The solution is simple. Target Medicaid financing of long-term care to the needy and use the savings to fund education and tax incentives to encourage the public to plan early to be able to pay privately for long-term care. For ideas and recommendations on how to implement this solution, see www.centerltc.com.
Medicaid and Long-Term Care (2020) at http://www.centerltc.com/pubs/Medicaid_and_Long-Term_Care.pdf
“How to Fix Long-Term Care Financing” (2017), at http://www.centerltc.com/pubs/How-To-Fix-Long-Term-Care-Financing.pdf
“CASSANDRA’S QUANDARY: The Future of Long-Term Care” (2016), at http://www.centerltc.com/pubs/FIA-Cassandra-Quandry.pdf.
“How to Fix Long-Term Care,” at http://www.centerltc.com/BriefingPapers/Overview.htm;
"Medi-Cal Long-Term Care: Safety Net or Hammock?" at http://www.centerltc.com/pubs/Medi-Cal_LTC--Safety_Net_or_Hammock.pdf;
"The LTC Graduate Seminar Transcript" at http://www.centerltc.com/members/LTCGraduateSeminarTranscription112712.pdf (requires password, contact firstname.lastname@example.org);

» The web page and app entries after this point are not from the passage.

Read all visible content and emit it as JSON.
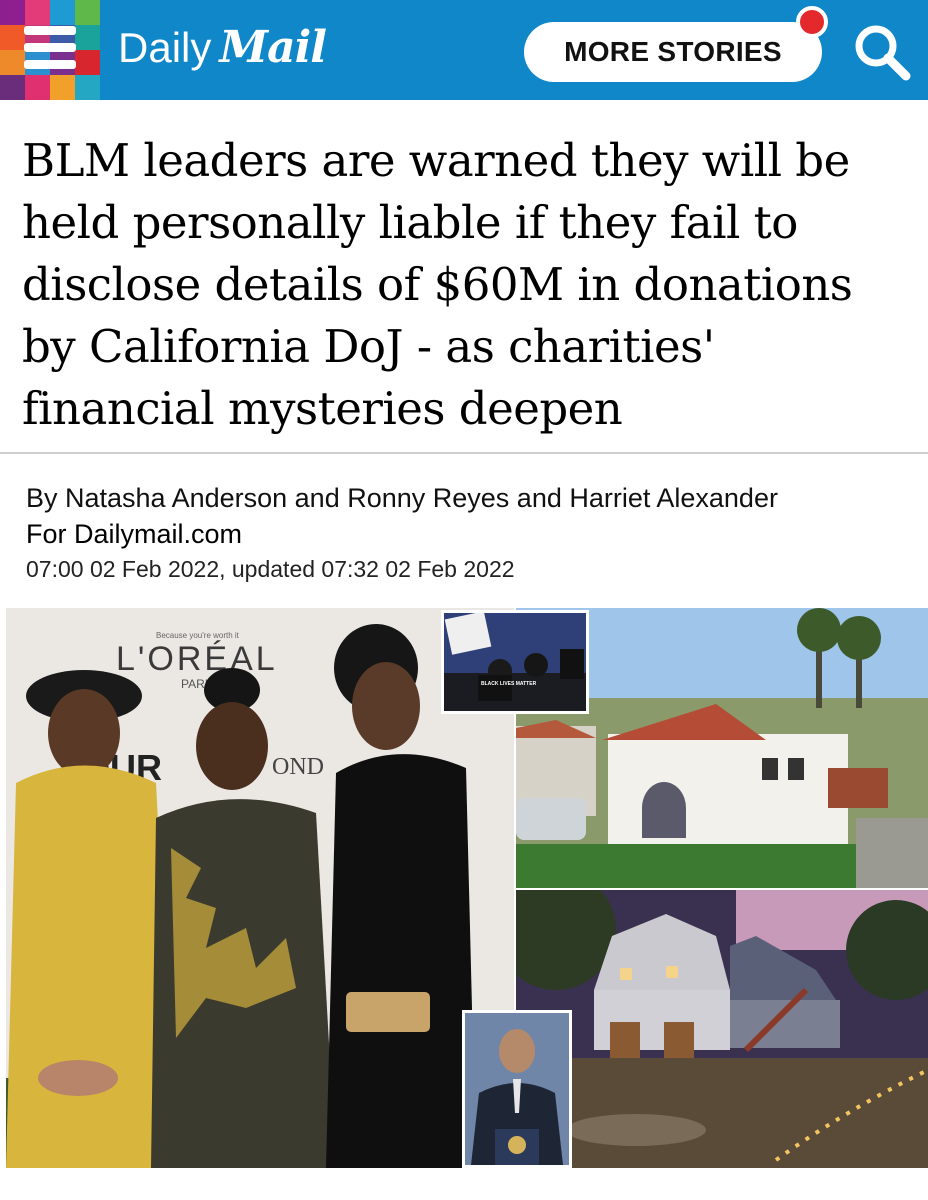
{
  "header": {
    "logo_daily": "Daily",
    "logo_mail": "Mail",
    "more_stories_label": "MORE STORIES",
    "colors": {
      "bar": "#0f87c9",
      "notification": "#e4292d"
    },
    "icons": {
      "menu": "menu-icon",
      "search": "search-icon",
      "notification": "notification-dot-icon"
    }
  },
  "article": {
    "headline": "BLM leaders are warned they will be held personally liable if they fail to disclose details of $60M in donations by California DoJ - as charities' financial mysteries deepen",
    "byline_authors": "By Natasha Anderson and Ronny Reyes and Harriet Alexander",
    "byline_outlet": "For Dailymail.com",
    "date": "07:00 02 Feb 2022, updated 07:32 02 Feb 2022"
  },
  "images": {
    "backdrop_tagline": "Because you're worth it",
    "backdrop_brand": "L'ORÉAL",
    "backdrop_brand_sub": "PARIS",
    "backdrop_frag_1": "OUR",
    "backdrop_frag_2": "OND",
    "protest_sign": "BLACK LIVES MATTER"
  }
}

"Aging America's Achilles' Heel: Medicaid Long-Term Care" at http://www.centerltc.com/AgingAmericasAchillesHeel.pdf; and
"The Realist's Guide to Medicaid and Long-Term Care" at http://www.centerltc.org/realistsguide.pdf.
In the Deficit Reduction Act of 2005, Congress took some significant steps toward addressing these problems. A cap was placed for the first time on Medicaid's home equity exemption and several of the more egregious Medicaid planning abuses were ended. But much more remains to be done. With the Age Wave starting to crest and threatening to crash over the next two decades, we can only hope it isn't too late already.
* Note that CMS changed the definition of National Health Expenditure Accounts (NHEA) categories in 2011, adding for example Continuing Care Retirement Communities (CCRCs) to Nursing Care Facilities. This change had the effect of reducing Medicaid's reported contribution to the cost of nursing home care from over 40% in 2008 to under one-third (32.8%) in 2009. CMS also created a new category called "Other Third Party Payers" (7.1%) which includes "worksite health care, other private revenues, Indian Health Service, workers' compensation, general assistance, maternal and child health, vocational rehabilitation, other federal programs, Substance Abuse and Mental Health Services Administration, other state and local programs, and school health." For definitions of all NHEA categories, see http://www.cms.gov/NationalHealthExpendData/downloads/quickref.pdf.
Stephen A. Moses is president of the Center for Long-Term Care Reform in Seattle, Washington. The Center's mission is to ensure quality long-term care for all Americans. Steve Moses writes, speaks and consults throughout the United States on long-term care policy. Learn more at www.centerltc.com or email email@example.com.